**ABOUT THIS EXERCISE**
Your job is to return every line in the data holding the string "JSON".

------ DATA FOR THE TASK ------

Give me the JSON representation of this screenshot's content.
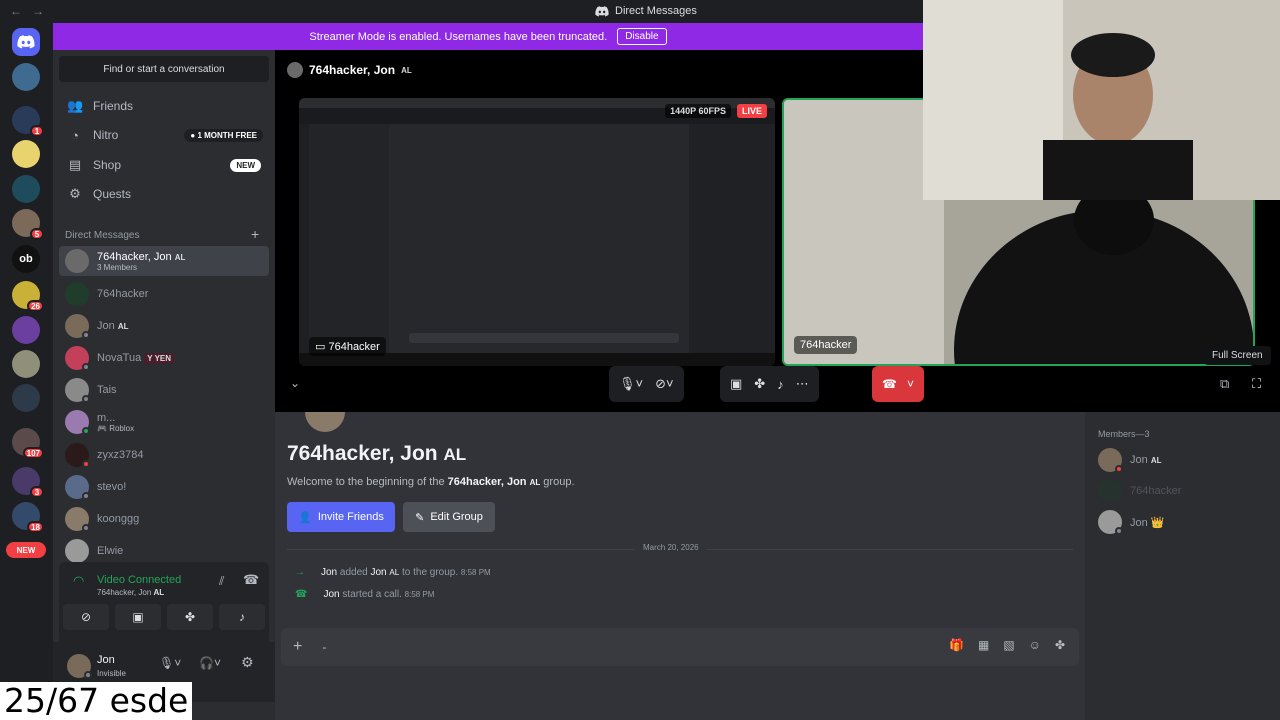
{
  "window": {
    "title": "Direct Messages",
    "nav": [
      "←",
      "→"
    ]
  },
  "banner": {
    "text": "Streamer Mode is enabled. Usernames have been truncated.",
    "button": "Disable"
  },
  "rail": {
    "badges": [
      "1",
      "5",
      "26",
      "107",
      "3",
      "18"
    ],
    "ob_label": "ob",
    "new_label": "NEW"
  },
  "sidebar": {
    "search": "Find or start a conversation",
    "nav": [
      {
        "label": "Friends",
        "icon": "friends-icon"
      },
      {
        "label": "Nitro",
        "icon": "nitro-icon",
        "pill": "1 MONTH FREE"
      },
      {
        "label": "Shop",
        "icon": "shop-icon",
        "pill": "NEW"
      },
      {
        "label": "Quests",
        "icon": "quests-icon"
      }
    ],
    "dm_header": "Direct Messages",
    "dms": [
      {
        "name": "764hacker, Jon",
        "tag": "AL",
        "sub": "3 Members"
      },
      {
        "name": "764hacker"
      },
      {
        "name": "Jon",
        "tag": "AL"
      },
      {
        "name": "NovaTua",
        "tag": "YEN"
      },
      {
        "name": "Tais"
      },
      {
        "name": "m...",
        "sub": "Roblox"
      },
      {
        "name": "zyxz3784"
      },
      {
        "name": "stevo!"
      },
      {
        "name": "koonggg"
      },
      {
        "name": "Elwie"
      }
    ]
  },
  "voice": {
    "status": "Video Connected",
    "channel": "764hacker, Jon",
    "channel_tag": "AL"
  },
  "user": {
    "name": "Jon",
    "status": "Invisible"
  },
  "call": {
    "title": "764hacker, Jon",
    "title_tag": "AL",
    "stream_name": "764hacker",
    "quality": "1440P 60FPS",
    "live": "LIVE",
    "cam_name": "764hacker",
    "tooltip": "Full Screen"
  },
  "chat": {
    "title": "764hacker, Jon",
    "title_tag": "AL",
    "welcome_pre": "Welcome to the beginning of the ",
    "welcome_bold": "764hacker, Jon",
    "welcome_tag": "AL",
    "welcome_post": " group.",
    "invite": "Invite Friends",
    "edit": "Edit Group",
    "date": "March 20, 2026",
    "messages": [
      {
        "actor": "Jon",
        "text": "added",
        "target": "Jon",
        "target_tag": "AL",
        "rest": "to the group.",
        "time": "8:58 PM"
      },
      {
        "actor": "Jon",
        "text": "started a call.",
        "time": "8:58 PM"
      }
    ],
    "composer_placeholder": "-"
  },
  "members": {
    "header": "Members—3",
    "list": [
      {
        "name": "Jon",
        "tag": "AL"
      },
      {
        "name": "764hacker"
      },
      {
        "name": "Jon",
        "crown": "👑"
      }
    ]
  },
  "overlay": "25/67 esde",
  "colors": {
    "blurple": "#5865f2",
    "banner": "#8f29e6",
    "danger": "#da373c",
    "green": "#23a559"
  }
}
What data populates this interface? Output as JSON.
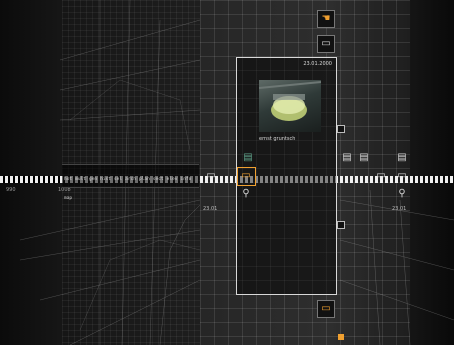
{
  "panel": {
    "date": "23.01.2000",
    "caption": "ernst gruntsch"
  },
  "timeline": {
    "left_label": "990",
    "mid_label": "1008",
    "left_date": "23.01",
    "right_date": "23.01"
  },
  "tags": [
    "hot",
    "mult",
    "gen",
    "hist",
    "sel",
    "arch",
    "plan",
    "sect",
    "elev",
    "info",
    "map"
  ],
  "icons": {
    "top_a": "hand-icon",
    "top_b": "folder-icon",
    "bottom": "folder-icon",
    "doc": "document-icon",
    "folder": "folder-icon",
    "person": "person-icon"
  },
  "colors": {
    "accent": "#f0a030",
    "panel_border": "#d8d8d8",
    "icon": "#d6d6d6"
  }
}
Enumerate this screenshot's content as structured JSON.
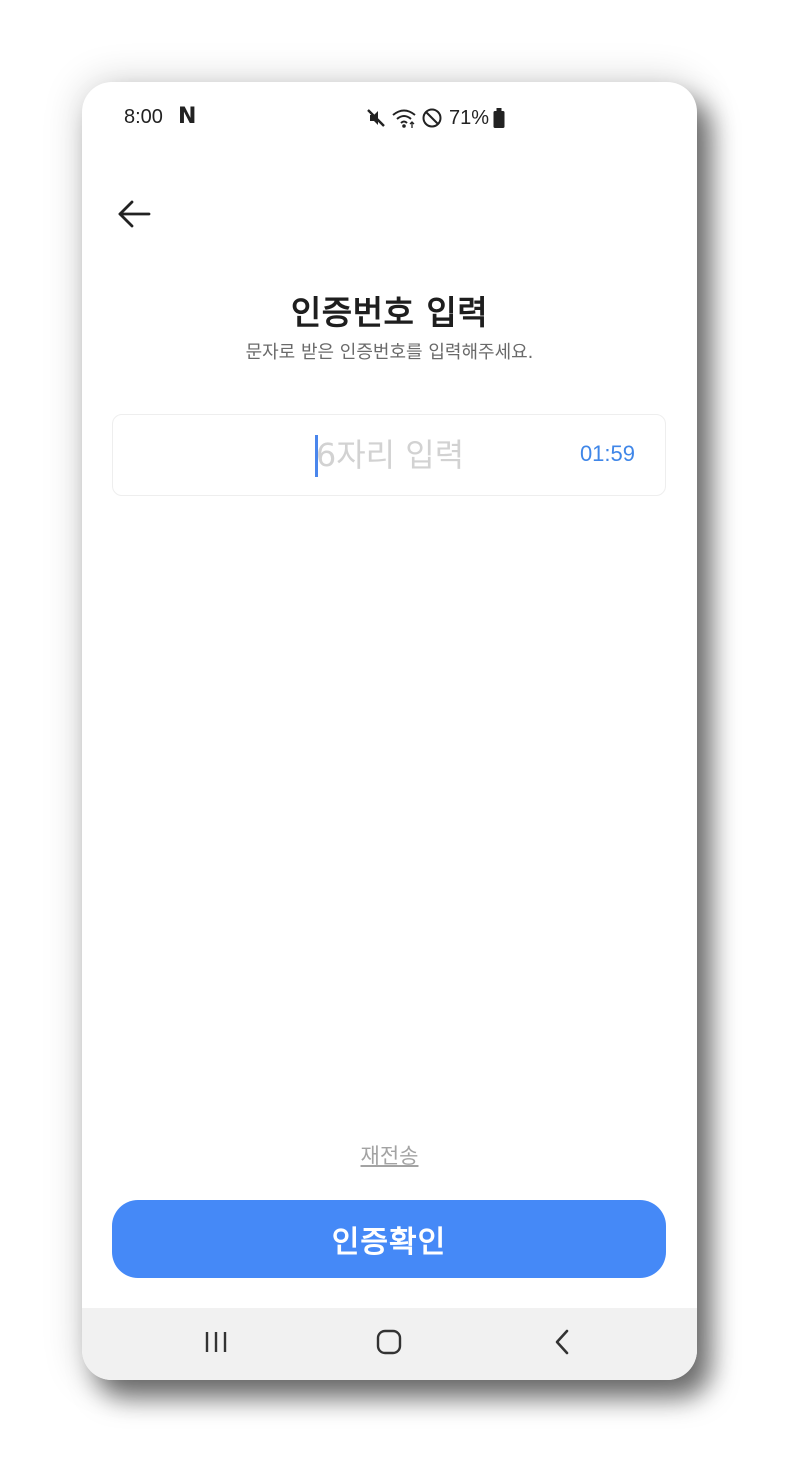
{
  "status_bar": {
    "time": "8:00",
    "notification_glyph": "N",
    "battery_percent": "71%",
    "icons": [
      "mute-icon",
      "wifi-icon",
      "do-not-disturb-icon",
      "battery-icon"
    ]
  },
  "header": {
    "back_icon": "arrow-left-icon"
  },
  "main": {
    "title": "인증번호 입력",
    "subtitle": "문자로 받은 인증번호를 입력해주세요.",
    "code_input": {
      "value": "",
      "placeholder": "6자리 입력"
    },
    "timer": "01:59",
    "resend_link": "재전송",
    "confirm_button": "인증확인"
  },
  "nav_bar": {
    "buttons": [
      "recent-apps-icon",
      "home-icon",
      "back-icon"
    ]
  },
  "colors": {
    "accent": "#4589f7",
    "timer": "#3f86e8",
    "title": "#1e1e1e",
    "subtitle": "#6a6a6a",
    "placeholder": "#d2d2d2",
    "resend": "#a3a3a3",
    "nav_background": "#f1f1f1"
  }
}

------

**WRITTEN ANSWER**
Give me the JSON representation of this screenshot's content.
What data populates this interface? Output as JSON.
Enumerate this screenshot's content as structured JSON.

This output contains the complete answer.